Victims of IPV
In this country, nearly 20 people every minute are victims of physical violence from an intimate partner. Women are most often the victims, and young women ages 18-24 are most likely to be victims. IPV affects men also: One in four men have experienced physical violence by a partner in their lifetime. The fact is, most of these crimes go unreported.
Effects of Domestic Violence/IPV
Domestic violence has far reaching effects. Direct victims of domestic violence are more likely to suffer physically and emotionally and often have depression and/or social isolation. Children who witness domestic violence in their homes may have more physical health problems and emotional distress. Boys who grow up witnessing domestic violence in their homes are more likely to become abusers themselves and girls who are exposed to IPV are more likely to be victims themselves as teens and adults.
How to get help
If you or someone you know is suffering from intimate partner abuse, you are not alone!
Call the National Domestic Violence Hotline for help: 800-799-7233 or visit www.thehotline.org.
People are living longer than ever thanks to medical improvements. Even though we now have access to the best medical care and medical treatments for a range of diseases, it’s still important to focus on living healthy as you age.
1. Focus on a healthy, well-balanced diet.
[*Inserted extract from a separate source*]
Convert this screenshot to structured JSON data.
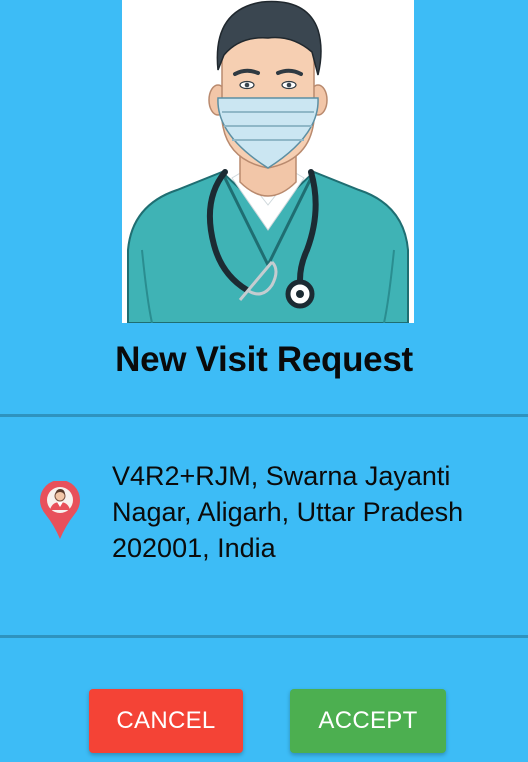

Focus on eating a diet that includes fruits, vegetables, whole grains and fiber is most important. It’s also important to avoid foods high in cholesterol and saturated fats.
2. Visit your doctor regularly.
Routine checkups with your doctor can help catch problems early on. A physician will also be able to tell you what exams and check ups you’ll need to be getting, such as blood work to test cholesterol, mammograms and colonoscopies.
3. Be physically active.
Incorporating at least 30 minutes of activity into your day will help reduce your chance of stroke, heart attack and other diseases. Make sure you choose activities that don’t strain your joints too much, such as walking, yoga classes or light bike rides.
4. Avoid overdoing alcoholic drinks.
It’s especially important to focus on drinking in moderation as you age. For men and women over the age of 65, one drink is considered healthy.
5. Focus on proper skin care.
Because your skin becomes even more sensitive with age, it’s important to use at least SPF 15 any time you will be exposed to the outdoors.
Consult your physician for more information on health aging.